The data below has to be returned exactly, down to the last character.

(Material to process begins)

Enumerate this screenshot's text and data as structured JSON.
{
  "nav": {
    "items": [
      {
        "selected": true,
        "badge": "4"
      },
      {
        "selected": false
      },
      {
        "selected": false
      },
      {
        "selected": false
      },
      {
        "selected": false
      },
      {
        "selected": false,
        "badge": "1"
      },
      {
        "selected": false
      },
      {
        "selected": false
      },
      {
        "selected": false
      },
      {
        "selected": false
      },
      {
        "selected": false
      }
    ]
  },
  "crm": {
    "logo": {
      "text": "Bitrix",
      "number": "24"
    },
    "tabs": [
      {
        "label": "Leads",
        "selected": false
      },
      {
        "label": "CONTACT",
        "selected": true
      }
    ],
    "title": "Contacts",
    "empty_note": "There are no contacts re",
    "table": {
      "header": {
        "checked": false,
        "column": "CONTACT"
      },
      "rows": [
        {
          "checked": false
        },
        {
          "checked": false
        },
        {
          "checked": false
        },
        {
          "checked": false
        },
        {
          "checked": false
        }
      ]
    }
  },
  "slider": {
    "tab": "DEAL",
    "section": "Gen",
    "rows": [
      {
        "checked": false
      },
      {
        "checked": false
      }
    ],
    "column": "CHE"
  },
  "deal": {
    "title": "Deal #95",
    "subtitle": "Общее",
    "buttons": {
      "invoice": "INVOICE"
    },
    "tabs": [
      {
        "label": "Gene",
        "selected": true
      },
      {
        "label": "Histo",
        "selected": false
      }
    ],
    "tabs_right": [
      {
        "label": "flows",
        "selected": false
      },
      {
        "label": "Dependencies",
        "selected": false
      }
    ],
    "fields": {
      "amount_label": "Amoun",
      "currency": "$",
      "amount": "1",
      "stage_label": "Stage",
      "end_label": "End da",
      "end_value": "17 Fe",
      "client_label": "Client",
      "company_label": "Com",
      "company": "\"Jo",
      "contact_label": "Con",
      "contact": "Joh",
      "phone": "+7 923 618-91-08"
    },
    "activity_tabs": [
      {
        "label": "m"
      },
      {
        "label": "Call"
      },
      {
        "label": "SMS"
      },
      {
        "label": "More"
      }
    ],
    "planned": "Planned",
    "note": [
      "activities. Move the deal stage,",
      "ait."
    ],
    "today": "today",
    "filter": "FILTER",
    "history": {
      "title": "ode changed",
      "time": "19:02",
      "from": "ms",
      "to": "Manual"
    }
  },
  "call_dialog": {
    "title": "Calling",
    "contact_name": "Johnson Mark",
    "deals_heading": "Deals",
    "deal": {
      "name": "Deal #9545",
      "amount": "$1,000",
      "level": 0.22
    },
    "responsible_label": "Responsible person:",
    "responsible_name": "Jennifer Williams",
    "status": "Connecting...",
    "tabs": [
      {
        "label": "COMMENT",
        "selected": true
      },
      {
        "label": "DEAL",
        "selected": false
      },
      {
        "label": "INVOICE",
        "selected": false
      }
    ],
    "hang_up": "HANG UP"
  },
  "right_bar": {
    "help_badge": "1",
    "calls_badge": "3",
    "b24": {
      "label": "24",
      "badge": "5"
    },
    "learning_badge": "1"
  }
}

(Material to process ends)

**Answer below**
Enumerate this screenshot's text and data as structured JSON.
{
  "nav": {
    "items": [
      {
        "selected": true,
        "badge": "4"
      },
      {
        "selected": false
      },
      {
        "selected": false
      },
      {
        "selected": false
      },
      {
        "selected": false
      },
      {
        "selected": false,
        "badge": "1"
      },
      {
        "selected": false
      },
      {
        "selected": false
      },
      {
        "selected": false
      },
      {
        "selected": false
      },
      {
        "selected": false
      }
    ]
  },
  "crm": {
    "logo": {
      "text": "Bitrix",
      "number": "24"
    },
    "tabs": [
      {
        "label": "Leads",
        "selected": false
      },
      {
        "label": "CONTACT",
        "selected": true
      }
    ],
    "title": "Contacts",
    "empty_note": "There are no contacts re",
    "table": {
      "header": {
        "checked": false,
        "column": "CONTACT"
      },
      "rows": [
        {
          "checked": false
        },
        {
          "checked": false
        },
        {
          "checked": false
        },
        {
          "checked": false
        },
        {
          "checked": false
        }
      ]
    }
  },
  "slider": {
    "tab": "DEAL",
    "section": "Gen",
    "rows": [
      {
        "checked": false
      },
      {
        "checked": false
      }
    ],
    "column": "CHE"
  },
  "deal": {
    "title": "Deal #95",
    "subtitle": "Общее",
    "buttons": {
      "invoice": "INVOICE"
    },
    "tabs": [
      {
        "label": "Gene",
        "selected": true
      },
      {
        "label": "Histo",
        "selected": false
      }
    ],
    "tabs_right": [
      {
        "label": "flows",
        "selected": false
      },
      {
        "label": "Dependencies",
        "selected": false
      }
    ],
    "fields": {
      "amount_label": "Amoun",
      "currency": "$",
      "amount": "1",
      "stage_label": "Stage",
      "end_label": "End da",
      "end_value": "17 Fe",
      "client_label": "Client",
      "company_label": "Com",
      "company": "\"Jo",
      "contact_label": "Con",
      "contact": "Joh",
      "phone": "+7 923 618-91-08"
    },
    "activity_tabs": [
      {
        "label": "m"
      },
      {
        "label": "Call"
      },
      {
        "label": "SMS"
      },
      {
        "label": "More"
      }
    ],
    "planned": "Planned",
    "note": [
      "activities. Move the deal stage,",
      "ait."
    ],
    "today": "today",
    "filter": "FILTER",
    "history": {
      "title": "ode changed",
      "time": "19:02",
      "from": "ms",
      "to": "Manual"
    }
  },
  "call_dialog": {
    "title": "Calling",
    "contact_name": "Johnson Mark",
    "deals_heading": "Deals",
    "deal": {
      "name": "Deal #9545",
      "amount": "$1,000",
      "level": 0.22
    },
    "responsible_label": "Responsible person:",
    "responsible_name": "Jennifer Williams",
    "status": "Connecting...",
    "tabs": [
      {
        "label": "COMMENT",
        "selected": true
      },
      {
        "label": "DEAL",
        "selected": false
      },
      {
        "label": "INVOICE",
        "selected": false
      }
    ],
    "hang_up": "HANG UP"
  },
  "right_bar": {
    "help_badge": "1",
    "calls_badge": "3",
    "b24": {
      "label": "24",
      "badge": "5"
    },
    "learning_badge": "1"
  }
}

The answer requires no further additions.